Sliding through the tight crowd at the vigil on Urumqi Road, I discovered a small memorial: candles lit on the ground and wreaths of flowers laid in tribute to the victims of the fire. Some messages were also written on signs: “We don’t forget: Guiyang, Urumqi, Henan, Xi’an.” These were the places where people had died during confinement. They hadn’t been able to get medical care; in one case, there had been a bus accident on the way to a quarantine center. Their deaths, their suffering, was now melding into everyone’s anger. It was becoming a cause.
The people at the vigil were mostly in their twenties or thirties. They felt walled off from the rest of the world, literally and otherwise. They chanted: “Health code, fuck you!” They sang the Chinese national anthem, and a revolutionary song that begins “Arise! Ye who refuse to be slaves!” In April, during the Shanghai lockdown, those words were censored on Weibo, China’s Twitter. The revolutionary was now, apparently, counterrevolutionary, or too revolutionary.
A Uyghur man in his thirties told me: “No freedom here.” He was from Urumqi and has relatives who lived in the building where the tragedy took place. “The building was locked down. They survived,” he said, referring to his extended family, “but they were terrified. I’m a man, I’m not used to crying, but for the last three days I’ve been crying all day.” He added: “You know, for us Uyghurs, it didn’t just start with the lockdown. We’ve been suffering for years in Xinjiang.”
Gradually, the crowd became more daring. They demanded freedom of expression, and freedom of the press. They yelled: “We don’t forget 6/4,” which was a reference to the last time students challenged the government and demanded democracy, on Tiananmen Square, on June 4, 1989. The party crushed Tiananmen with tanks and machine guns.
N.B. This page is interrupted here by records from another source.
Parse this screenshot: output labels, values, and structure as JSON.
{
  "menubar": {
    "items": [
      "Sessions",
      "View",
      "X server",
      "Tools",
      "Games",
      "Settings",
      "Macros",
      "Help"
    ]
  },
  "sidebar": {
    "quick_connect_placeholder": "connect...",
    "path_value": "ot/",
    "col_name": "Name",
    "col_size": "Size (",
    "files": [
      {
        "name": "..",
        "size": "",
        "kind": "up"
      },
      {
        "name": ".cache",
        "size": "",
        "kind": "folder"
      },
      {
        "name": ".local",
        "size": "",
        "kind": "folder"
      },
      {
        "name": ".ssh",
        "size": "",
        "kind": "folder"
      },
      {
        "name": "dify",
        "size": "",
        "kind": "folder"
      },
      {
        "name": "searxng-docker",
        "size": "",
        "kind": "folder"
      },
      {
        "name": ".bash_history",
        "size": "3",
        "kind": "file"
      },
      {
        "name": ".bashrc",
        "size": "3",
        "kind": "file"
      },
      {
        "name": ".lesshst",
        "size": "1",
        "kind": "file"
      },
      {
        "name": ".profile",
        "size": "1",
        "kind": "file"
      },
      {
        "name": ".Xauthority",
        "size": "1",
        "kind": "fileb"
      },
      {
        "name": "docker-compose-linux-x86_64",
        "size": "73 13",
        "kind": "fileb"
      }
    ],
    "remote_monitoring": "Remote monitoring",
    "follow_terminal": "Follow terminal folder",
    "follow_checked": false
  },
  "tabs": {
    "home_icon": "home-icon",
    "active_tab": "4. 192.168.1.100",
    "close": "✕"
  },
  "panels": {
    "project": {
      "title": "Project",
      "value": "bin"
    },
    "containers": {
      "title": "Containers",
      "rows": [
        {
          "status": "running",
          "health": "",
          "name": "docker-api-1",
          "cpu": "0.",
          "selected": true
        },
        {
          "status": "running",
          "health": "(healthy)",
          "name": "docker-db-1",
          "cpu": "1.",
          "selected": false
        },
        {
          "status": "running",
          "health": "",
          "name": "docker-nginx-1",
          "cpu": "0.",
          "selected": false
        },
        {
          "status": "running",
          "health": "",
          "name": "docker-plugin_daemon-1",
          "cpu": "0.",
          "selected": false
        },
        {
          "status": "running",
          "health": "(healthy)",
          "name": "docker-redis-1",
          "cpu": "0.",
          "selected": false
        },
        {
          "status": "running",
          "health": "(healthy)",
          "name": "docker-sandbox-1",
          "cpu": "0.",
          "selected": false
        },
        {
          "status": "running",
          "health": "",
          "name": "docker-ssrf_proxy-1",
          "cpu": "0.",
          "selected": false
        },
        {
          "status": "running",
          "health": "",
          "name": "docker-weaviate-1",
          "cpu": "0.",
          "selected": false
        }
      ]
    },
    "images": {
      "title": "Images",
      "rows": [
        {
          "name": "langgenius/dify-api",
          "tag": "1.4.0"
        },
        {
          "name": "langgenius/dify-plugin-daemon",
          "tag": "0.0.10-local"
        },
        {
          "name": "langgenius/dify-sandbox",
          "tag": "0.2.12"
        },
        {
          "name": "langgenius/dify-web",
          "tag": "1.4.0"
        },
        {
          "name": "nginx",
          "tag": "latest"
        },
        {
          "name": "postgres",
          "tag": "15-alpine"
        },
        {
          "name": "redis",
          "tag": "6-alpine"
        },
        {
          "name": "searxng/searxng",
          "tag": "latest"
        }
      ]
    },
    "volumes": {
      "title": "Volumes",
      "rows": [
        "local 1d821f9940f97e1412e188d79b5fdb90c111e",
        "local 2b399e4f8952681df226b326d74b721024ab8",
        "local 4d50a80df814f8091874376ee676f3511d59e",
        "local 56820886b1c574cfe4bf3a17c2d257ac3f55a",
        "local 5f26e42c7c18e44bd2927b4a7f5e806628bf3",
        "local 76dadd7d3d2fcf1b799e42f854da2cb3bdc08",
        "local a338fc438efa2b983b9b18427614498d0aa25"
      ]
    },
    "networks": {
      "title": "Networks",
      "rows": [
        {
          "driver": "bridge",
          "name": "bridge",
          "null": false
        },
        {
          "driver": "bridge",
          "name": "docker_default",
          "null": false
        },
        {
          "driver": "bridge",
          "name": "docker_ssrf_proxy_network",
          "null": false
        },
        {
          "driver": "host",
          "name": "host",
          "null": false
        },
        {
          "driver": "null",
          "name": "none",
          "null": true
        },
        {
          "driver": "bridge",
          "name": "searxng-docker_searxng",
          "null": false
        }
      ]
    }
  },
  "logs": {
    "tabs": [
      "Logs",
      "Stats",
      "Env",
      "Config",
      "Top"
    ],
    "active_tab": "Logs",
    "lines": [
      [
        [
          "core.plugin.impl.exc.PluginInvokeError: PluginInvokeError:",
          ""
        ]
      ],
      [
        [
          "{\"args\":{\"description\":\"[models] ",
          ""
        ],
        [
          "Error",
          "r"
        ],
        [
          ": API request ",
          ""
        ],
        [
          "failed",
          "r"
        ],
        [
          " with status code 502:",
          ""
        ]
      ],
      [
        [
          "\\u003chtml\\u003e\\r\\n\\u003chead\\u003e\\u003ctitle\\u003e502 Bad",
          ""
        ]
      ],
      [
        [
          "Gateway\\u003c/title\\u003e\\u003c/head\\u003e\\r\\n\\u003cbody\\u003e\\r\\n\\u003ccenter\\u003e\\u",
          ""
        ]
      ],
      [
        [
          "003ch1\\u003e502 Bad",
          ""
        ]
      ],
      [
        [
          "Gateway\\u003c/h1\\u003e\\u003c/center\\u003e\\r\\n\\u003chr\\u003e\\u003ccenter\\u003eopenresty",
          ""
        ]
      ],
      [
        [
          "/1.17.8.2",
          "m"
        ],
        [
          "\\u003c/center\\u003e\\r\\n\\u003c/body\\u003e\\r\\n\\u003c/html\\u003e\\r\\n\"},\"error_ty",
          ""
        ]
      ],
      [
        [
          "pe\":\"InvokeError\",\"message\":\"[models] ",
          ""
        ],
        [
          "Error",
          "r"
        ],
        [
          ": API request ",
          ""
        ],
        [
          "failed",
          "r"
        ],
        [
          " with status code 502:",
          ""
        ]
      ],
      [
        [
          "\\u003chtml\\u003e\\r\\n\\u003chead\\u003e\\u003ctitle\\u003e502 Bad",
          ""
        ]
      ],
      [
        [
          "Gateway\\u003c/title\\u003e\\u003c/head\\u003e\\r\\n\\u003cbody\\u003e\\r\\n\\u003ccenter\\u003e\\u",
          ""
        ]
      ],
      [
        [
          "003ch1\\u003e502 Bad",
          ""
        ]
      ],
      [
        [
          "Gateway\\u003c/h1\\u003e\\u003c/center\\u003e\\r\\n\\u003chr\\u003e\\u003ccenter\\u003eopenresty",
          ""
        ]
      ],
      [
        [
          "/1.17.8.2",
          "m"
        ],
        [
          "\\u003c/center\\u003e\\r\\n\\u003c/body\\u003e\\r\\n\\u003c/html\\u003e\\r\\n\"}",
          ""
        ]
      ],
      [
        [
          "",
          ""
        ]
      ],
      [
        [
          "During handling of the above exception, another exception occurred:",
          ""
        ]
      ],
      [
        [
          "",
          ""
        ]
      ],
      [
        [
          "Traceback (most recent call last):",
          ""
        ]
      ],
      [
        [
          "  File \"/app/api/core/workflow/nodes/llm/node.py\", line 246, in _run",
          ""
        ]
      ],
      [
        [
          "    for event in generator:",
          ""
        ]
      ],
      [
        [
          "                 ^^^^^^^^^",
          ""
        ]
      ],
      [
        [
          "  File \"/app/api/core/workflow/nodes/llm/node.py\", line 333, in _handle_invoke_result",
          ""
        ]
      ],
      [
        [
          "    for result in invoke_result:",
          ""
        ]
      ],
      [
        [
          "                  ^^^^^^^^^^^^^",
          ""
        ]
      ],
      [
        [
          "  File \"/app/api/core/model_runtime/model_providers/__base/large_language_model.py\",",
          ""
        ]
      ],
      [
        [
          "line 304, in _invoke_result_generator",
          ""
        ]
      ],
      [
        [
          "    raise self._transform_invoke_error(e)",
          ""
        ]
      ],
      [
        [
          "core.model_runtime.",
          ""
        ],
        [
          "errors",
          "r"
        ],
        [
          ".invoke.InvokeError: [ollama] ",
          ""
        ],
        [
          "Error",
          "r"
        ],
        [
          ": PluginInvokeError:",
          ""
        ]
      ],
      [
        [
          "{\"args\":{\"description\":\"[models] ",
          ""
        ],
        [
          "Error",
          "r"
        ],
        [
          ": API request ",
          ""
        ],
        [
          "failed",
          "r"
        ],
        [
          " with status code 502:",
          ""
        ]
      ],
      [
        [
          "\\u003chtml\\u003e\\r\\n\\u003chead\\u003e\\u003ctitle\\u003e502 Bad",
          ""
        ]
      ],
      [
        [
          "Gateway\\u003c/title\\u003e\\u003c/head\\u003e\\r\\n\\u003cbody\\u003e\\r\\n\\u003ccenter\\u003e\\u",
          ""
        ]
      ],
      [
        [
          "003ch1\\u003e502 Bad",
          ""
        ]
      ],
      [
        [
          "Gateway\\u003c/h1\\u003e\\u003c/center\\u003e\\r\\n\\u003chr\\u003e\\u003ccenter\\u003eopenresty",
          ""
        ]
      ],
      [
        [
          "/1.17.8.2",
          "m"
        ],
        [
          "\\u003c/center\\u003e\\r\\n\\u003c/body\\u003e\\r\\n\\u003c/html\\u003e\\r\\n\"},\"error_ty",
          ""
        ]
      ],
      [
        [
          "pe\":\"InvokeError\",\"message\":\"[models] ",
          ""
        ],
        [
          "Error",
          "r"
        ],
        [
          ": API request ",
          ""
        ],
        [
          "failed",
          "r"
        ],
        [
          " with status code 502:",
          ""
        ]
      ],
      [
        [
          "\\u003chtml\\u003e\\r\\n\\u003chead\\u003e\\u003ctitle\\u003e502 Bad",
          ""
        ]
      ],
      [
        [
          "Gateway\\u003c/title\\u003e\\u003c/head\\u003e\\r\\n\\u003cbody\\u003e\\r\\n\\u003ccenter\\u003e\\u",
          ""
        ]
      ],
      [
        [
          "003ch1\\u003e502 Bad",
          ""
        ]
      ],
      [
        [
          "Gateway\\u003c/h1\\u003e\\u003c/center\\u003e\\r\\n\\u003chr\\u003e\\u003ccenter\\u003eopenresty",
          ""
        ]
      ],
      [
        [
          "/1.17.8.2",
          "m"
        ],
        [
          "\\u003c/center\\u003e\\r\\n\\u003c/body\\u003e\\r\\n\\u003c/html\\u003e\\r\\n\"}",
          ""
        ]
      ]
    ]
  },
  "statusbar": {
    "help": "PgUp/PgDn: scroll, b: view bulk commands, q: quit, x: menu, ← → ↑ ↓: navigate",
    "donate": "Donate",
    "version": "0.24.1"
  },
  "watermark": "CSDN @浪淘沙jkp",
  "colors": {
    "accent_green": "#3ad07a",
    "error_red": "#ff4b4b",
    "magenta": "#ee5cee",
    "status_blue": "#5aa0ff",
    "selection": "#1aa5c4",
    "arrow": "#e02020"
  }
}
And wouldn’t hesitate to do so again — these are very brave people.